This page takes a brief look at the catalysts used in the Contact Process to manufacture sulfuric acid, in the Haber Process to manufacture ammonia, and in the conversion of ammonia into nitric acid.

If you want full details of the Contact Process or the Haber Process, you will find links below. Full details of the manufacture of nitric acid are given on this page because they don't appear elsewhere on this site.

The Contact Process for the Manufacture of Sulfuric acid

At the heart of the Contact Process is a reaction which converts sulfur dioxide into sulfur trioxide. Sulphur dioxide gas is passed together with air (as a source of oxygen) over a solid vanadium(V) oxide catalyst. This is therefore an example of heterogeneous catalysis.

2\text{SO}_{2(g)} + \text{O}_{2(g)} \xrightleftharpoons{\text{V}_2\text{O}_5} 2\text{SO}_{3(g)}

The fact that this is a reversible reaction makes no difference to the operation of the catalyst. It speeds up both the forward reaction and the back reaction by the same amount.

Note: If you don't understand the term heterogeneous catalysis, or want the mechanism for this reaction, follow this link to the introductory page on catalysis.

If you want full details of the Contact Process, including the reasons for all the conditions, you will find it by following this link.

The Haber Process for the Manufacture of Ammonia

The Haber Process combines hydrogen and nitrogen to make ammonia using an iron catalyst. This is another reversible reaction, and another example of heterogeneous catalysis.

\text{N}_{2(g)} + 3\text{H}_{2(g)} \xrightleftharpoons{\text{Fe}} 2\text{NH}_{3(g)}

Note: If you want full details of the Haber Process, including the reasons for all the conditions, you will find it by following this link.

The Manufacture of Nitric acid from Ammonia

This is yet another example of heterogeneous catalysis.

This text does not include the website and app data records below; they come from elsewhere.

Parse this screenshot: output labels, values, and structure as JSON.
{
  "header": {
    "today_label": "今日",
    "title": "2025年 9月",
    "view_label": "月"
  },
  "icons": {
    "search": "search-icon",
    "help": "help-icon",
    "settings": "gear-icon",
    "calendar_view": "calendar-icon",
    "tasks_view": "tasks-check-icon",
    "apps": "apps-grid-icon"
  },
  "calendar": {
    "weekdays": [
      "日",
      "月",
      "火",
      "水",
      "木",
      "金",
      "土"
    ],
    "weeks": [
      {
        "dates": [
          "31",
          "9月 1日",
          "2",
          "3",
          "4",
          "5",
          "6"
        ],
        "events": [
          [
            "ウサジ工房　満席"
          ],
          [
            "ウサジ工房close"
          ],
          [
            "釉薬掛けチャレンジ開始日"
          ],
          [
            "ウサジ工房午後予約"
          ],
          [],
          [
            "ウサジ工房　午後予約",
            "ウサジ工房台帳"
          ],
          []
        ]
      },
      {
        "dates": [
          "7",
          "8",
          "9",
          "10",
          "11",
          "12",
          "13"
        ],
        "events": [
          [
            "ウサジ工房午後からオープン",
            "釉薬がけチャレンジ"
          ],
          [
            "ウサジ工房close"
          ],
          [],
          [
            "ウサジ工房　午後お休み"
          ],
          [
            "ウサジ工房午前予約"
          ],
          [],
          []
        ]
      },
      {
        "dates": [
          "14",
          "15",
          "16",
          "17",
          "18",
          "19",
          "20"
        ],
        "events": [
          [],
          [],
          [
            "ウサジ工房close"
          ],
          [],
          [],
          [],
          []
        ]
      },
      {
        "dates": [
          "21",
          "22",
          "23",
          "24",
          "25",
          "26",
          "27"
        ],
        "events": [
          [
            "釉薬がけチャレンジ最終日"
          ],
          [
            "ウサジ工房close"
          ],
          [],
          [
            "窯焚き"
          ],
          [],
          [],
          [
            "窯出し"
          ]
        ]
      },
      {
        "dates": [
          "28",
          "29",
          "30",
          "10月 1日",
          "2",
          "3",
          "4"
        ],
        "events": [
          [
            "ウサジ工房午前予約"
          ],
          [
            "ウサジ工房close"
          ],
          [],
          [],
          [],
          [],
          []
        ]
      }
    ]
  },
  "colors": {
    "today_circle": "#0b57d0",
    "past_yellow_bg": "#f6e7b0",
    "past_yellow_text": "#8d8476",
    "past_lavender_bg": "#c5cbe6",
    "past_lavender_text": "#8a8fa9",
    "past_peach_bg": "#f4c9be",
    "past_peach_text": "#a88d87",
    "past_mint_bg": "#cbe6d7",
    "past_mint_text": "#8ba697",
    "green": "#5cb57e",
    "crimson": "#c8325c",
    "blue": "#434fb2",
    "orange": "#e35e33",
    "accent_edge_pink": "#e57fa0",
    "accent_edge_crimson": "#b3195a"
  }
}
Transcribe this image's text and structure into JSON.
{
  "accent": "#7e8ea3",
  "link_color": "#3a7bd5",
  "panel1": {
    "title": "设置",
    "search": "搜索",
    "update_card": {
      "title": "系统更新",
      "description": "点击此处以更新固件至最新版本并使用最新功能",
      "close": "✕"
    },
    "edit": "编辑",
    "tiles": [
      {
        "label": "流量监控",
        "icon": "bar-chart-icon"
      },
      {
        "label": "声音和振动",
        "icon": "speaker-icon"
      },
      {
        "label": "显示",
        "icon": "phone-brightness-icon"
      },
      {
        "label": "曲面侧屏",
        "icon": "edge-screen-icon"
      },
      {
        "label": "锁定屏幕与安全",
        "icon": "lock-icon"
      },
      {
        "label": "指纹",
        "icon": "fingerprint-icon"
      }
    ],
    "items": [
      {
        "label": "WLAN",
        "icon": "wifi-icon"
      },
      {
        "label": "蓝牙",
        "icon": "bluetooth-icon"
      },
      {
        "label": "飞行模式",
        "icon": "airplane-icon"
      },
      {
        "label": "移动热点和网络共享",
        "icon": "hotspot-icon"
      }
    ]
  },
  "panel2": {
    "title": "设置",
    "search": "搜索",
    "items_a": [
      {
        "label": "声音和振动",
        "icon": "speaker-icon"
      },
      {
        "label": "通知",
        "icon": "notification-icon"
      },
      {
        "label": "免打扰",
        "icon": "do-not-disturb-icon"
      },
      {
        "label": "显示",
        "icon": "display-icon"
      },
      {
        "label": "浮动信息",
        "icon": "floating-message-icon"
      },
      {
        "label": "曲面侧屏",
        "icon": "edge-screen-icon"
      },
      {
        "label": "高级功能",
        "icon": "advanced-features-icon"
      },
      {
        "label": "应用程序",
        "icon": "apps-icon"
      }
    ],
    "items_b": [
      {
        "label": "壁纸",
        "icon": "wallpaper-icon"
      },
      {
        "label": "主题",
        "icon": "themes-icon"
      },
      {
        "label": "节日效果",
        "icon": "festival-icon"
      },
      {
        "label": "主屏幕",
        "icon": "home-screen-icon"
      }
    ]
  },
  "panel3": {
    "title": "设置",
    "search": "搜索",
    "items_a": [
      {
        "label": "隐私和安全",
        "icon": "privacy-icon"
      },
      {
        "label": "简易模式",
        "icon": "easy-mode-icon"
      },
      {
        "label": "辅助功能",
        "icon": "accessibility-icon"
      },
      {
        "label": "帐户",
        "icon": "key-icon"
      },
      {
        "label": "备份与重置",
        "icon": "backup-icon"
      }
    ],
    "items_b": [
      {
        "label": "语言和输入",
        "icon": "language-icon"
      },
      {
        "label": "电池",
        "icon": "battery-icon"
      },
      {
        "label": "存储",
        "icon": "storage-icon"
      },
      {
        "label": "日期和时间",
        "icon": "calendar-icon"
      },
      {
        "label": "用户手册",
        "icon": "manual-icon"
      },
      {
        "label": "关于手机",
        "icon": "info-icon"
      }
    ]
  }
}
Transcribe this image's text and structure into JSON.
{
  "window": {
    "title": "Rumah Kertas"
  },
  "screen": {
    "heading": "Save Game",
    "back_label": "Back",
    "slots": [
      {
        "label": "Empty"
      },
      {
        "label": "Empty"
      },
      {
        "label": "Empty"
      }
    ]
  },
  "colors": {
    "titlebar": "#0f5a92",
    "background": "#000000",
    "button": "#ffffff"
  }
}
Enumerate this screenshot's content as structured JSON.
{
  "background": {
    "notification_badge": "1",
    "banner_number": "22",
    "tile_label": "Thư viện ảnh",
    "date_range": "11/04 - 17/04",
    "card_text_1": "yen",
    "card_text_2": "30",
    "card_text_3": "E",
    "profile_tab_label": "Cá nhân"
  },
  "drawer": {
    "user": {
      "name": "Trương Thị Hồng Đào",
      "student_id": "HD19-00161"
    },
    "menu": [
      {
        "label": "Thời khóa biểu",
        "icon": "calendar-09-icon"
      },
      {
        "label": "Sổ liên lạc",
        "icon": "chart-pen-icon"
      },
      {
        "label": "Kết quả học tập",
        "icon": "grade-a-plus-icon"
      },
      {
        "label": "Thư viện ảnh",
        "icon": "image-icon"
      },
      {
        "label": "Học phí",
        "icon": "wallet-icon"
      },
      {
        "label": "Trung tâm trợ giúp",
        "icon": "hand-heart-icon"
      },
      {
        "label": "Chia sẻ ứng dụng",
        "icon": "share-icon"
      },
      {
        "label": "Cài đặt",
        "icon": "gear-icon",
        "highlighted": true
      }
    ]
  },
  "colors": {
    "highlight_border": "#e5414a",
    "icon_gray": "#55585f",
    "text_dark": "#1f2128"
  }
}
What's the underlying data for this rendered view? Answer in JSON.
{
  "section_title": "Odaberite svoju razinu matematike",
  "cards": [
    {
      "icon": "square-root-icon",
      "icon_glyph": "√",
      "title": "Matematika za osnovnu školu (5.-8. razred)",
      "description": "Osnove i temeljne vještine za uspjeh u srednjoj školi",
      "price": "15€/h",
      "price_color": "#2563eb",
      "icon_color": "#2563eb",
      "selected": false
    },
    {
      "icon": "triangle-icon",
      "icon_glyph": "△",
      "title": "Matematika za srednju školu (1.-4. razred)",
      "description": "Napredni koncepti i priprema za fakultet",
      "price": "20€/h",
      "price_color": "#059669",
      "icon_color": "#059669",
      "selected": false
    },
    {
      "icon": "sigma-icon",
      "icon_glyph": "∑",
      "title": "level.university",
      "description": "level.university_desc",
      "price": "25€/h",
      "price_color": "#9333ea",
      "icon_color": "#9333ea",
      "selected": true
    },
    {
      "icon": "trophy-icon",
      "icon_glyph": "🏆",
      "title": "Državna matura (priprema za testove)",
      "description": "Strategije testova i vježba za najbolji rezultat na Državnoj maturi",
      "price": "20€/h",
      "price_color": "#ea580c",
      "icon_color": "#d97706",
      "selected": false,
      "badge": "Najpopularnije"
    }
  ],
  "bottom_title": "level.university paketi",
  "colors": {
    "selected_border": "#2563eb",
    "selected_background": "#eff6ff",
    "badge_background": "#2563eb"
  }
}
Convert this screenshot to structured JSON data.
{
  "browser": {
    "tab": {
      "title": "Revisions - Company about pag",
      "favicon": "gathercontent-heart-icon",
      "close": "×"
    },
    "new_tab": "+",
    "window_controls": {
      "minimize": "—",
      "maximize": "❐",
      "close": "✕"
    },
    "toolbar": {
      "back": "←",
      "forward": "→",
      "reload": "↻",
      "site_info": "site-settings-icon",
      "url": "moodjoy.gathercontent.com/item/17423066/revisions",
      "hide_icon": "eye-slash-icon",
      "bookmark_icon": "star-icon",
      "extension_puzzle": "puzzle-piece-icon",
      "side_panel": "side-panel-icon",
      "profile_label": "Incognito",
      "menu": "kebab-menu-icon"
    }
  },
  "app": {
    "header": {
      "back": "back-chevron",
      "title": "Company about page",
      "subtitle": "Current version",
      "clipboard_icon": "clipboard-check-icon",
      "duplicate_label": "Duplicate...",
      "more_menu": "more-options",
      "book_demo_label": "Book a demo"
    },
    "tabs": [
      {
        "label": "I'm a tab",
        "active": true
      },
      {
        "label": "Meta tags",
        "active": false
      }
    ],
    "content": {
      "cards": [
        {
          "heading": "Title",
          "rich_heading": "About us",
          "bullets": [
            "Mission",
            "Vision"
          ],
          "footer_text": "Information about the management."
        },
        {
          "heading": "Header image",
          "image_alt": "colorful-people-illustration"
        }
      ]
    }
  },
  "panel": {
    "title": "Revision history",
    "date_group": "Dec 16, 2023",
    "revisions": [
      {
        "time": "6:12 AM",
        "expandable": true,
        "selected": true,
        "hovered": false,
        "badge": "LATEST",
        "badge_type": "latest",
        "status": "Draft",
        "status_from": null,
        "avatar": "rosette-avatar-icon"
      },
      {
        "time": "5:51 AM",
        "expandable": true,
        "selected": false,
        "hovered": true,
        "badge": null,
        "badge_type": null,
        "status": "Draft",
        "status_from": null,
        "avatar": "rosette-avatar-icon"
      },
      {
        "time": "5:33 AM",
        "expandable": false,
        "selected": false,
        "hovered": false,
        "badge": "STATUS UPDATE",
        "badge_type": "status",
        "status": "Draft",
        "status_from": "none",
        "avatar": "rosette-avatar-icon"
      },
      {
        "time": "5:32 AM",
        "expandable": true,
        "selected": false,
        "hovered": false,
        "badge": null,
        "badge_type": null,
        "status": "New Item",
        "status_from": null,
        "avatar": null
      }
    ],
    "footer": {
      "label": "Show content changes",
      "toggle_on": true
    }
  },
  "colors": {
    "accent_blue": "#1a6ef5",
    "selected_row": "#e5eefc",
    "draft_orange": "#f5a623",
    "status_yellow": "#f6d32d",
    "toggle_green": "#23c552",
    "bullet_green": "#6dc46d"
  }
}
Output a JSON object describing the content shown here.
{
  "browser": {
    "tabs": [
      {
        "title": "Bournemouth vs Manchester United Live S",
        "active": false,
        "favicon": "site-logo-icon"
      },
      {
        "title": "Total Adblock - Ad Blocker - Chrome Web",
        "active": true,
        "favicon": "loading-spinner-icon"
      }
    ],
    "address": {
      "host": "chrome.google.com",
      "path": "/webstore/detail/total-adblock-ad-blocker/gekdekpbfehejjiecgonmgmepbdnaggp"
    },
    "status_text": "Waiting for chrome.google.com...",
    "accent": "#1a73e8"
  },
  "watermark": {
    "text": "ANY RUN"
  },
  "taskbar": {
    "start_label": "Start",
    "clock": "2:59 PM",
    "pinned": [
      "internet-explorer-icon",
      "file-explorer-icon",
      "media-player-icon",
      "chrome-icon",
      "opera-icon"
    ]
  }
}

This process involves oxidation of the ammonia from the Haber Process by oxygen in the air in the presence of a platinum-rhodium catalyst. Large sheets of metal gauze are used in order to reduce expense and to maximise the surface area of the catalyst. Although in principle the sheets would last for ever because the metals are acting as a catalyst, in practice they do deteriorate over time and have to be replaced.

The sheets of gauze are held at a temperature of about 900°C. The reaction is very exothermic, and once it starts the temperature is maintained by the heat evolved.

The ammonia is oxidised to nitrogen monoxide gas.

4\text{NH}_{3(g)} + 5\text{O}_{2(g)} \xrightleftharpoons{\text{Pt/Rh}} 4\text{NO}_{(g)} + 6\text{H}_2\text{O}_{(g)}

This is cooled. At ordinary temperatures and in the presence of excess air, it is oxidised further to nitrogen dioxide.

2\text{NO}_{(g)} + \text{O}_{2(g)} \longrightarrow 2\text{NO}_{2(g)}

The nitrogen dioxide (still in the presence of excess air) is absorbed in water where it reacts to give a concentrated solution of nitric acid.

2\text{H}_2\text{O}_{(l)} + 4\text{NO}_{2(g)} + \text{O}_{2(g)} \longrightarrow 4\text{HNO}_{3(aq)}

Questions to test your understanding

I am not providing questions for anything other than the first page from the catalysis menu. The other pages (including this one) are largely factual with little need for understanding. Pick out what you need to know and then learn it.

If you are meeting reactions here for the first time, I would be inclined to leave learning them until you meet them in context. For example, learn the reactions involving benzene when you do some benzene chemistry; learn the conditions for the Haber or Contact Processes when you meet them in the context of equilibria, and so on.